Posted by on Jan 9, 2015 in Blog | Comments Off on Children and Divorce: How to Minimize Potential Adverse Effects

Children and DivorceA study published in the American Sociological Review quantifies the potential impact of divorce on children and offers hope for parents that are able to navigate a fairly amicable divorce process. The study reveals that children of divorce tend to struggle in math, social skills and a number of other areas, but it also suggests that the impact may not be significant when divorces are relatively harmonious.

The research considered data from a longitudinal study of children from the time they were in kindergarten to fifth grade, allowing observation of all three stages – pre, mid and post-divorce. The study focused on children whose parents divorced between the first and third grade. The study specifically found that children whose parents divorced during this period were adversely impacted in the following areas:

  • Lower math proficiency

  • Difficulty maintaining friendships

  • Decreased ability to express their feelings in constructive ways

  • Less empathy toward others

  • Challenges relating to children who are different

While it may come as little surprise that children and divorce equal more challenges in interpersonal skills, the study also revealed a direct impact on academic performance. Interestingly, the study found that the dissolution of marriage seemed to affect only math performance and did not have a comparable impact on reading proficiency. The data indicated that children whose parents divorce were twelve percent less proficient in math. The researchers speculated that the disparity in results between the impact on math and reading skills might be tied to the cumulative nature of math. While math knowledge builds on prior foundational material, reading does not require a child to “catch up”. This explanation is also supported by the fact that children who were impacted by the divorce process did not close the gap over time in terms of lagging behind in math.

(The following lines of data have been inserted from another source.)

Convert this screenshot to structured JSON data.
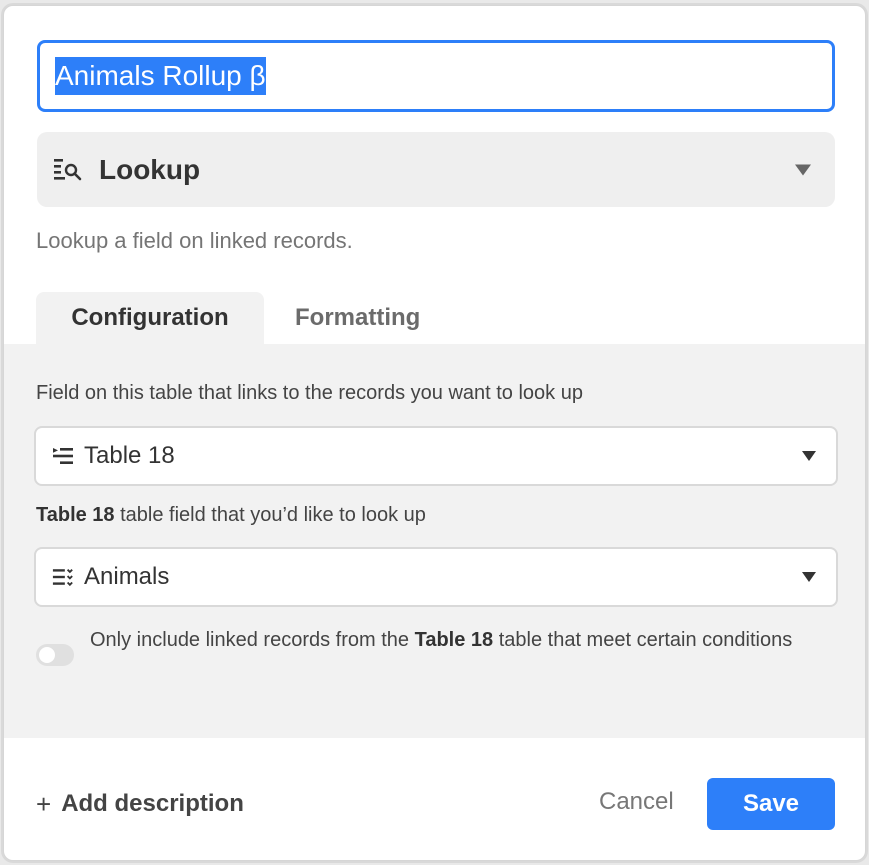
{
  "field_name": {
    "value": "Animals Rollup β"
  },
  "field_type": {
    "label": "Lookup",
    "icon": "lookup-icon",
    "description": "Lookup a field on linked records."
  },
  "tabs": [
    {
      "label": "Configuration",
      "active": true
    },
    {
      "label": "Formatting",
      "active": false
    }
  ],
  "configuration": {
    "link_field_label": "Field on this table that links to the records you want to look up",
    "link_field_value": "Table 18",
    "link_field_icon": "linked-record-icon",
    "lookup_field_label_table": "Table 18",
    "lookup_field_label_rest": " table field that you’d like to look up",
    "lookup_field_value": "Animals",
    "lookup_field_icon": "multiselect-icon",
    "condition_toggle": {
      "enabled": false,
      "text_before": "Only include linked records from the ",
      "text_table": "Table 18",
      "text_after": " table that meet certain conditions"
    }
  },
  "footer": {
    "add_description": "Add description",
    "cancel": "Cancel",
    "save": "Save"
  },
  "colors": {
    "accent": "#2d7ff9",
    "panel_bg": "#f2f2f2"
  }
}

The study also found that pre-divorce conflict or animosity does not seem to have the same impact as an actual divorce. The researchers found that the academic impact on children occurred after the actual divorce process had been initiated even where there was conflict at the pre-divorce stage. Predictably, divorces that were relatively amicable did not show the same adverse impact as those where the proceedings were fairly contentious.

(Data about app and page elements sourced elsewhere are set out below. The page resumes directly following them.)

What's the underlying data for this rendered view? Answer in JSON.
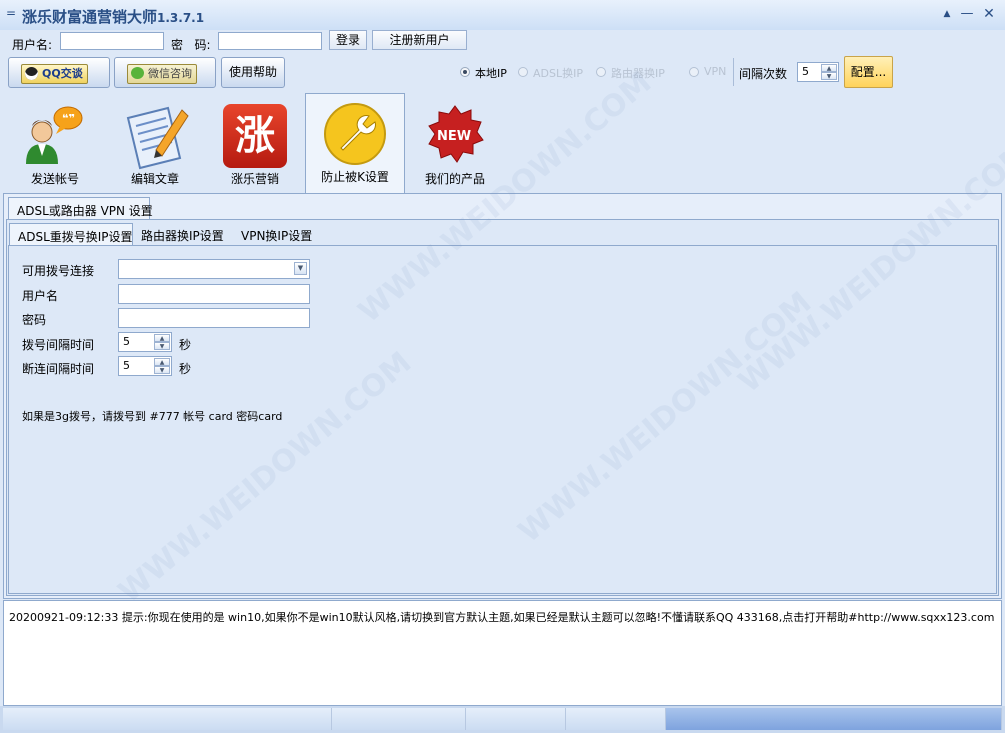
{
  "window": {
    "title": "涨乐财富通营销大师",
    "version": "1.3.7.1",
    "menu_glyph": "="
  },
  "login": {
    "username_label": "用户名:",
    "password_label": "密   码:",
    "username_value": "",
    "password_value": "",
    "login_button": "登录",
    "register_button": "注册新用户"
  },
  "toolbar": {
    "qq_button": "QQ交谈",
    "wechat_button": "微信咨询",
    "help_button": "使用帮助",
    "ip_options": [
      {
        "label": "本地IP",
        "selected": true,
        "enabled": true
      },
      {
        "label": "ADSL换IP",
        "selected": false,
        "enabled": false
      },
      {
        "label": "路由器换IP",
        "selected": false,
        "enabled": false
      },
      {
        "label": "VPN",
        "selected": false,
        "enabled": false
      }
    ],
    "interval_label": "间隔次数",
    "interval_value": "5",
    "config_button": "配置..."
  },
  "nav_tabs": [
    {
      "label": "发送帐号",
      "icon": "user-chat-icon",
      "active": false
    },
    {
      "label": "编辑文章",
      "icon": "edit-document-icon",
      "active": false
    },
    {
      "label": "涨乐营销",
      "icon": "zhangle-logo-icon",
      "active": false
    },
    {
      "label": "防止被K设置",
      "icon": "wrench-icon",
      "active": true
    },
    {
      "label": "我们的产品",
      "icon": "new-badge-icon",
      "active": false
    }
  ],
  "outer_tab": "ADSL或路由器 VPN 设置",
  "inner_tabs": [
    "ADSL重拨号换IP设置",
    "路由器换IP设置",
    "VPN换IP设置"
  ],
  "form": {
    "dial_connection_label": "可用拨号连接",
    "dial_connection_value": "",
    "username_label": "用户名",
    "username_value": "",
    "password_label": "密码",
    "password_value": "",
    "dial_interval_label": "拨号间隔时间",
    "dial_interval_value": "5",
    "dial_interval_unit": "秒",
    "disconnect_interval_label": "断连间隔时间",
    "disconnect_interval_value": "5",
    "disconnect_interval_unit": "秒",
    "note": "如果是3g拨号，请拨号到 #777 帐号 card 密码card"
  },
  "log": {
    "line": "20200921-09:12:33  提示:你现在使用的是 win10,如果你不是win10默认风格,请切换到官方默认主题,如果已经是默认主题可以忽略!不懂请联系QQ 433168,点击打开帮助#http://www.sqxx123.com"
  },
  "watermark": "WWW.WEIDOWN.COM",
  "colors": {
    "title_text": "#2a4f86",
    "background": "#dde8f7",
    "config_button": "#ffd35a"
  }
}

While it may be difficult to deal with the other parent following a divorce, this study shows that finding ways to resolve your differences amicably can have significant academic and socialization benefits for your children. Our experienced Visitation and Custody Lawyers are committed to guiding our clients and their children through the divorce process with an intent of obtaining a positive long-term parenting relationship with a minimum of disruption and stress. Call us today to schedule your free consultation at 866.989.8117 to learn about your rights and options.

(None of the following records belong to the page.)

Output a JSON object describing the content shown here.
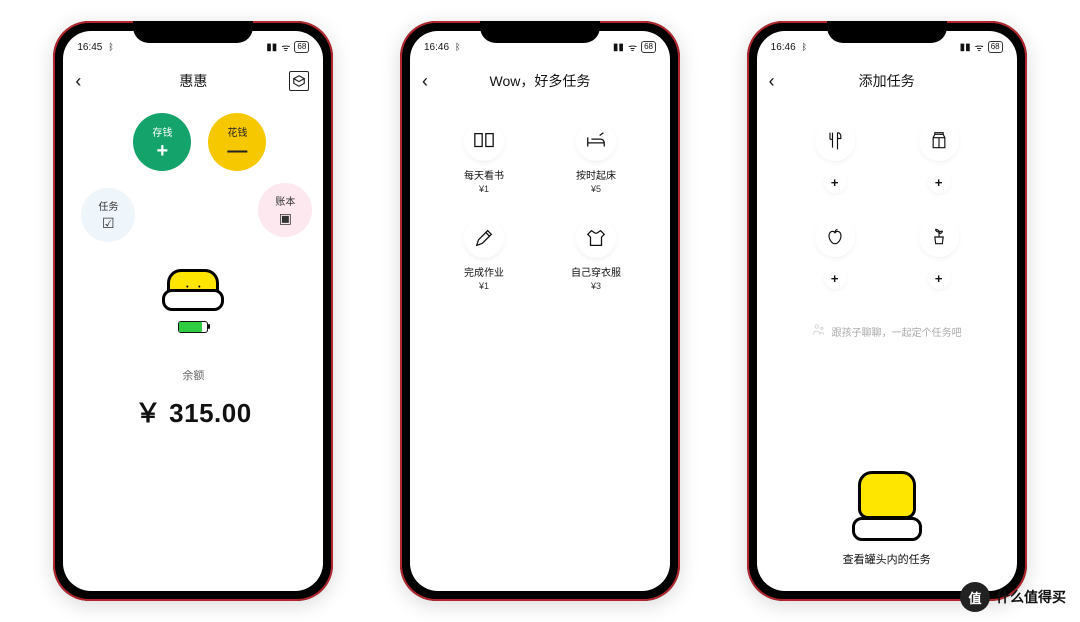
{
  "status": {
    "time1": "16:45",
    "time2": "16:46",
    "time3": "16:46",
    "bt": "✱",
    "battery": "68"
  },
  "screen1": {
    "title": "惠惠",
    "save_label": "存钱",
    "save_sign": "+",
    "spend_label": "花钱",
    "spend_sign": "—",
    "task_label": "任务",
    "ledger_label": "账本",
    "balance_label": "余额",
    "balance_amount": "￥ 315.00"
  },
  "screen2": {
    "title": "Wow，好多任务",
    "tasks": [
      {
        "name": "每天看书",
        "price": "¥1"
      },
      {
        "name": "按时起床",
        "price": "¥5"
      },
      {
        "name": "完成作业",
        "price": "¥1"
      },
      {
        "name": "自己穿衣服",
        "price": "¥3"
      }
    ]
  },
  "screen3": {
    "title": "添加任务",
    "plus": "+",
    "hint": "跟孩子聊聊，一起定个任务吧",
    "jar_caption": "查看罐头内的任务"
  },
  "watermark": {
    "badge": "值",
    "text": "什么值得买"
  }
}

The above information is designed solely to illustrate general principles of law, and does not constitute a specific legal opinion on individual cases. We suggest that you contact experienced legal counsel for a specific opinion tailored to your individual circumstances.